Yesterday, I strapped on my ski boot for the first time since I broke my ankle. I gingerly stuffed my foot into the plastic, buckled it loosely, and leaned forward, waiting for the pain to come screaming up my leg. It didn’t, so I thought, “Damn, I think can do this.”
I felt a foundational piece of myself return as I rooted around for gear that had sat un-used for seven weeks, as I went through the familiar ritual of donning base layers, braiding my hair, and tossing my skis in the back of the truck.
Driving up to the hill, I imagined that these one or two runs would feel like my best of the season, even if they were just groomers, because they were the light at the end of the long dark tunnel of recovery. The sun came out as I stepped out of the gondola, lighting up those big peaks I’d been missing for two months. I finally felt like myself again.
And then I took my first turn.
No stability. No lateral mobility. It was like I’d been jettisoned back to my first season—I was a clumsy baby giraffe slowly making my way down the green cat track while all the good skiers zoomed past me to the Stoke Chair in enviable displays of coordination and speed.
I bypassed the Stoke, uncertain of my ability to ski a full 5600’ of vertical, even on a green groomed run. I slowly turned my way down Last Spike, wary of people slamming into me and sending me back to square one. I’d expected it to be hard, but I didn’t think it would be this hard.
Hobbling back to my truck at the bottom of the mountain with my ankle burning and my pride bruised, my frustration was a far cry from that high I’d imagined an hour before.
This is the part no one tells you about: the aftermath. After the bone is healed and the doctor gives you the green light to walk without that damn moon boot. The part when your soft tissue is so screwed that the bone mend seems like an afterthought. When you thought you were going to be back to normal but you still have just as long in front of you as you do behind you.
Or maybe people did tell me about it, and I just didn’t want to hear it. I held onto the 6-week timeline for healing like a lifeline, and now I’m thrashing through uncharted waters. I’d envisioned being out touring by next weekend, back to full charging capacity in a month, running by the time the trails melted out in the valley.
But more than missing playing outside, exploring new mountains, and being exhausted at the end of the day – I miss that part of myself that those things represented, that part that went AWOL when I broke my ankle. I realized that my friends in Revelstoke have known me as an injured endorphin junkie trying to cope for longer than they’ve known me as, well, me. Those things are part of my core, because they’re some of the things that make me happiest in the world. That piece has been missing from my identity, and the fact that it’s still out of reach is heartbreaking.
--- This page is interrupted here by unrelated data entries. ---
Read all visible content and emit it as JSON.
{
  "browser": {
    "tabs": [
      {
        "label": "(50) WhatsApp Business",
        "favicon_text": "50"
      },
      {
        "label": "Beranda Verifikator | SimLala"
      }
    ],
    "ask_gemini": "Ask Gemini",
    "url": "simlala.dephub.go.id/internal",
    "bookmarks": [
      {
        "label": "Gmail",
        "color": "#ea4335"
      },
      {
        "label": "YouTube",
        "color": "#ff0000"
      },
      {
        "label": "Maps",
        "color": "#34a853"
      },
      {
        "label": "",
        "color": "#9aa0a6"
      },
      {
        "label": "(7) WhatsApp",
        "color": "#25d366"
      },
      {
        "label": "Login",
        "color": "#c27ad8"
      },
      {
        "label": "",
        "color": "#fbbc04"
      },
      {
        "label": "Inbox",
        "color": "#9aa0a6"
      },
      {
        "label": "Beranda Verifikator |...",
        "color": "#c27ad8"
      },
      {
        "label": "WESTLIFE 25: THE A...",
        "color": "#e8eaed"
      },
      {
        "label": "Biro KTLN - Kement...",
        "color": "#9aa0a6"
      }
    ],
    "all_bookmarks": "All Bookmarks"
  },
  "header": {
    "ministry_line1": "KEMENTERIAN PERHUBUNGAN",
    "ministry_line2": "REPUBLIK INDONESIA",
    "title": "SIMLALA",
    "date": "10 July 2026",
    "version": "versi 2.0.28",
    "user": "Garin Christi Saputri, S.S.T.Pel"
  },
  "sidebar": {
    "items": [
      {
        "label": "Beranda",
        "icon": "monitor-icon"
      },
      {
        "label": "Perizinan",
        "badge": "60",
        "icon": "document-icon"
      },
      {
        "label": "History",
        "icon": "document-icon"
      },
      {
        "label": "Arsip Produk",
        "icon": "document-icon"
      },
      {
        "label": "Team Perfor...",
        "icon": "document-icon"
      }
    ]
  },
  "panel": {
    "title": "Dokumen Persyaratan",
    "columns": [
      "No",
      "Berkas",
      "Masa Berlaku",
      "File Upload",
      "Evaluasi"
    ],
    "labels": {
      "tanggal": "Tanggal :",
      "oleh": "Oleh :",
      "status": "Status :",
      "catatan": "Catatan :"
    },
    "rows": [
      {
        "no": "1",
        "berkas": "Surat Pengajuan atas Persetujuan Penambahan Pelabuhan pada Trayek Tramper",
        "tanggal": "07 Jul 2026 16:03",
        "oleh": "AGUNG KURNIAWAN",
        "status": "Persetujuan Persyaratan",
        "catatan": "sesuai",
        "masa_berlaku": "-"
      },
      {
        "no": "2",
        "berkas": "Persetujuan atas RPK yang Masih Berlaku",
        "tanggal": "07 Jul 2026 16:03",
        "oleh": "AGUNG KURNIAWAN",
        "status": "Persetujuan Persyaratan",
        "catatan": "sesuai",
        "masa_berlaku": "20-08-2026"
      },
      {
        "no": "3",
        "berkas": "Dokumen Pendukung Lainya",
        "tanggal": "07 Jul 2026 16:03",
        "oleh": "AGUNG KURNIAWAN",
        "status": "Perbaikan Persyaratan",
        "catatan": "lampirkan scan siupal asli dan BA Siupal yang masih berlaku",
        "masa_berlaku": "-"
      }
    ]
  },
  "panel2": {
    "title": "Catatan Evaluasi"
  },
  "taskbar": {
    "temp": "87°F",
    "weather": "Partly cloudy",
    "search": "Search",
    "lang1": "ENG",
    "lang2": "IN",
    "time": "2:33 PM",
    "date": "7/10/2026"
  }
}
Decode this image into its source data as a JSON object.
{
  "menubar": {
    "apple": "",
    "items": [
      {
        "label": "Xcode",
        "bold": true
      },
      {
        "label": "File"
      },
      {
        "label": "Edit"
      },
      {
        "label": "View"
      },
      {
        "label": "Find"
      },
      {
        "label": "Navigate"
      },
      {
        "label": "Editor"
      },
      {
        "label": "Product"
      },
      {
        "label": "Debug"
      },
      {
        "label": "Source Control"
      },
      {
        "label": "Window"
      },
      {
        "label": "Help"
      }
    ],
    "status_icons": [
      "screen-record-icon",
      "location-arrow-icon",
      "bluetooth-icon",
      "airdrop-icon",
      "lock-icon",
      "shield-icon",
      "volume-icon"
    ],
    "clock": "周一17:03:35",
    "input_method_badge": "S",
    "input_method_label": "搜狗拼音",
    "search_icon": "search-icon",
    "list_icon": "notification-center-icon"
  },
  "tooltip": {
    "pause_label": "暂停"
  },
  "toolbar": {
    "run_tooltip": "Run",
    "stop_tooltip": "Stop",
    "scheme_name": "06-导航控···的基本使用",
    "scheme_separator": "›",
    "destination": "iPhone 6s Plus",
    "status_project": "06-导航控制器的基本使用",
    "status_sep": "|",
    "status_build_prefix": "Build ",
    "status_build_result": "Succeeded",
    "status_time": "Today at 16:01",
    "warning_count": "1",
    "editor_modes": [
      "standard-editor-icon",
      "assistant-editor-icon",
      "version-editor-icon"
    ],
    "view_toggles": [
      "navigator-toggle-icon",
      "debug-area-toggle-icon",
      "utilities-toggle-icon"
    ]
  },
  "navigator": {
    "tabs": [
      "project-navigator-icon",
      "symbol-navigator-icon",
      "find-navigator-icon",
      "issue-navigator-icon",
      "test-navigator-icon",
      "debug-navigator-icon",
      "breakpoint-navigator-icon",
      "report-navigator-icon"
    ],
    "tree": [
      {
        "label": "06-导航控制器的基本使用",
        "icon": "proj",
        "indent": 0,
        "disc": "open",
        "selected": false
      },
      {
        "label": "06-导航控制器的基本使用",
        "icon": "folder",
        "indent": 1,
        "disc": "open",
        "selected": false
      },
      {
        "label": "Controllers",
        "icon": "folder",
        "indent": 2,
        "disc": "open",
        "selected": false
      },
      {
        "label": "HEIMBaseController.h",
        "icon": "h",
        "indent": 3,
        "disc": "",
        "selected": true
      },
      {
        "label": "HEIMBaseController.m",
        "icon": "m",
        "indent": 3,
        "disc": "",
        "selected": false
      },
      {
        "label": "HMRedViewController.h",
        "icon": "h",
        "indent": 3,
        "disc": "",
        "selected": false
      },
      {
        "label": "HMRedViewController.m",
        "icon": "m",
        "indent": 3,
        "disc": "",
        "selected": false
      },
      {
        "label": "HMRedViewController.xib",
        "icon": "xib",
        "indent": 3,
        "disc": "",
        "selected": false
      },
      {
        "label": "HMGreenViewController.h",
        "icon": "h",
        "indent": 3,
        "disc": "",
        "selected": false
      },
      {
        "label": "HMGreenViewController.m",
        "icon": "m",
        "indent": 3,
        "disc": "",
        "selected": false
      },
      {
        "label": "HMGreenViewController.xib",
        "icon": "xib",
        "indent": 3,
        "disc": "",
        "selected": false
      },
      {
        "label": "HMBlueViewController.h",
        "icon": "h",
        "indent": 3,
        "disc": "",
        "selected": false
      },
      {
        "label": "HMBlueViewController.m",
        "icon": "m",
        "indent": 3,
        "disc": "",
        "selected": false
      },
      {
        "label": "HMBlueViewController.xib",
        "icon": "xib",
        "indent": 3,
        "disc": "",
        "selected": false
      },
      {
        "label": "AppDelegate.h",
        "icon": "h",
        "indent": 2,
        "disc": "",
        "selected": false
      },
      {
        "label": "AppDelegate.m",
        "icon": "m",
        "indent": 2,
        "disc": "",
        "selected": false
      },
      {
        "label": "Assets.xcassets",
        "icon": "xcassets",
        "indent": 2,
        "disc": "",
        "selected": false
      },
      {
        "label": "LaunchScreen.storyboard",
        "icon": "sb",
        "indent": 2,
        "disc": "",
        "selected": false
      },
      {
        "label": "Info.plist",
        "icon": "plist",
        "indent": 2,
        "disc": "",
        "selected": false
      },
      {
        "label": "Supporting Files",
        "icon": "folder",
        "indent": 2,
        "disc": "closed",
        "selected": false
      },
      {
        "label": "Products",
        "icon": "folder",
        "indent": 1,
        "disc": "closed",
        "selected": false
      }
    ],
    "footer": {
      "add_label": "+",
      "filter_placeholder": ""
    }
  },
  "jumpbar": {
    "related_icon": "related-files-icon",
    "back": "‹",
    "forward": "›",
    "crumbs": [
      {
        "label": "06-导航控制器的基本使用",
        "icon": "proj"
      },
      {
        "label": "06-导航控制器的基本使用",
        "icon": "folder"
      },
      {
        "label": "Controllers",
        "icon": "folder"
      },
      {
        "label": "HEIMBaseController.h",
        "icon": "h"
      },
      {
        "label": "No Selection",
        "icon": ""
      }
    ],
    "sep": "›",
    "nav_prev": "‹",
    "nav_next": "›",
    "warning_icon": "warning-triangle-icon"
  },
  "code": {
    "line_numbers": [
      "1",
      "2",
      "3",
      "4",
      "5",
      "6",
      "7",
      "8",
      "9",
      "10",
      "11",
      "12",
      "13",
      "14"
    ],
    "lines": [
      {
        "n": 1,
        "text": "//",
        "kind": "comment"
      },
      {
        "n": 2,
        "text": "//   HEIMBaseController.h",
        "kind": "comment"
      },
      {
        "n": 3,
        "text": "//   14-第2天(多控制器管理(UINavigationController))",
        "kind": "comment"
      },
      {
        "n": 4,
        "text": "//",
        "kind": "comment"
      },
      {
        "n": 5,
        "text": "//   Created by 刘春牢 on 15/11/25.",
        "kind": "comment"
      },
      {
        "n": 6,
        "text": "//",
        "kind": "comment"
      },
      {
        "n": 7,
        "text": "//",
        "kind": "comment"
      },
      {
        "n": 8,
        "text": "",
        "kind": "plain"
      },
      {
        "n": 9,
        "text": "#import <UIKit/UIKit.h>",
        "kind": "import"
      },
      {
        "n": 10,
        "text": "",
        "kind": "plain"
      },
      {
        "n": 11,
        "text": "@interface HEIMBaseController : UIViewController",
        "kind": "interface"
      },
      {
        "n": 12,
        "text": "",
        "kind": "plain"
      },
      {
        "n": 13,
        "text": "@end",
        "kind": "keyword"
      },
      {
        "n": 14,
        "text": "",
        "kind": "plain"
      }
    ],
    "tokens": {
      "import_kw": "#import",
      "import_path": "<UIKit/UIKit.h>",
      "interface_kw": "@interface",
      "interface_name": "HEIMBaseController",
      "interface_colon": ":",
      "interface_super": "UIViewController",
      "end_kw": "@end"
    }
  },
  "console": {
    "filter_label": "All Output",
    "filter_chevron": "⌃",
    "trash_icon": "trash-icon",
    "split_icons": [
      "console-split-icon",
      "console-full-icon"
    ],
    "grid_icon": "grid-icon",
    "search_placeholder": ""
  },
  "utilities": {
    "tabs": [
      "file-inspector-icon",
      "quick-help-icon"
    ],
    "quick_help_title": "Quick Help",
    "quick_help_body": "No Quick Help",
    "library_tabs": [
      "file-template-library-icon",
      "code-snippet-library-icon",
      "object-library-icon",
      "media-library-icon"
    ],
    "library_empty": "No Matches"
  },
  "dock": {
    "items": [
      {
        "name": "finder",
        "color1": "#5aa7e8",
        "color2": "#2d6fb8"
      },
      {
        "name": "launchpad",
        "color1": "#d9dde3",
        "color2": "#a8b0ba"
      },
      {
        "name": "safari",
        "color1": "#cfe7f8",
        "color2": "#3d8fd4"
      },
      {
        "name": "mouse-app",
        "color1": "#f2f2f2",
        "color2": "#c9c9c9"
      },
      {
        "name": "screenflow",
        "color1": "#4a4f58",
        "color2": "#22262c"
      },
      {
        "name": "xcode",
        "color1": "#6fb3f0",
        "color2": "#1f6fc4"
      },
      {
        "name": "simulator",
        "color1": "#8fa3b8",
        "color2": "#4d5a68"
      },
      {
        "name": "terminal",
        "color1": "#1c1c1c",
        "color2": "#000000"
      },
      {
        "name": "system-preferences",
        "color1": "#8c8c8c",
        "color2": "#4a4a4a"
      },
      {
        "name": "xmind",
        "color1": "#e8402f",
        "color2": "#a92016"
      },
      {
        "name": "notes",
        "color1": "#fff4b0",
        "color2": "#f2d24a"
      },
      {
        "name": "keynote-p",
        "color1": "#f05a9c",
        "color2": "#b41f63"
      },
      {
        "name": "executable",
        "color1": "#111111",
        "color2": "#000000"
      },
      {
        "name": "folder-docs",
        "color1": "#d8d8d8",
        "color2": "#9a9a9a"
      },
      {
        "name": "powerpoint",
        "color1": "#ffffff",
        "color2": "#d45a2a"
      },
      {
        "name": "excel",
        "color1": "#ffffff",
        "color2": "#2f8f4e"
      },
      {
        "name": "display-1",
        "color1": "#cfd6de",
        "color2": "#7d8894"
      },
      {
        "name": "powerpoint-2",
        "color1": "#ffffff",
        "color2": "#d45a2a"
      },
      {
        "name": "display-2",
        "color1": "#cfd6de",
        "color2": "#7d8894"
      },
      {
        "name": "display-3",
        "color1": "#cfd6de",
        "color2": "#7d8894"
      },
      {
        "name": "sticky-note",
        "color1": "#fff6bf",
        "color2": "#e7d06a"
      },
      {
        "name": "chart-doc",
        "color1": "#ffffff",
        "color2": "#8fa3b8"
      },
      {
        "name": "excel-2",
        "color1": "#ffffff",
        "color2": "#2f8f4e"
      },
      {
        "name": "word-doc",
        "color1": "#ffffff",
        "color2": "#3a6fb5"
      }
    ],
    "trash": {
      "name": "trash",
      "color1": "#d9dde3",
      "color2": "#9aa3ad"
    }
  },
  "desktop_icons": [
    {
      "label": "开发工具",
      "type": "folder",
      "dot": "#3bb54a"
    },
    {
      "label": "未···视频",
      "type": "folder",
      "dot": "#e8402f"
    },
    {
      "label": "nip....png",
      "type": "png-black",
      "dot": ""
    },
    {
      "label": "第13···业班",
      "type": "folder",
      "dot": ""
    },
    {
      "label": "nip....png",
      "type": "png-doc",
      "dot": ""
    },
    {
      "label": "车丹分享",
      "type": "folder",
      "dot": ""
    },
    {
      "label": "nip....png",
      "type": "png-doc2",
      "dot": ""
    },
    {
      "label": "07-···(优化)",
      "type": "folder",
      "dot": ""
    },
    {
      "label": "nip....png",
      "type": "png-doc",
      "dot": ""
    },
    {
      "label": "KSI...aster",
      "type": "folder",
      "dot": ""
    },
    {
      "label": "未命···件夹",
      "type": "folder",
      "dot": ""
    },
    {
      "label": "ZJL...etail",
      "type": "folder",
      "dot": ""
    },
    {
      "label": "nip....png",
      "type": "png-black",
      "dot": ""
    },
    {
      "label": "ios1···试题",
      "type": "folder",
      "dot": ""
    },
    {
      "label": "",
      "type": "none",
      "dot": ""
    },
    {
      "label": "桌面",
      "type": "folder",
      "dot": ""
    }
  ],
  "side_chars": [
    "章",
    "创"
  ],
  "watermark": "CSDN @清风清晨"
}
The light at the end of the tunnel is still there, but it looks pretty weak right now.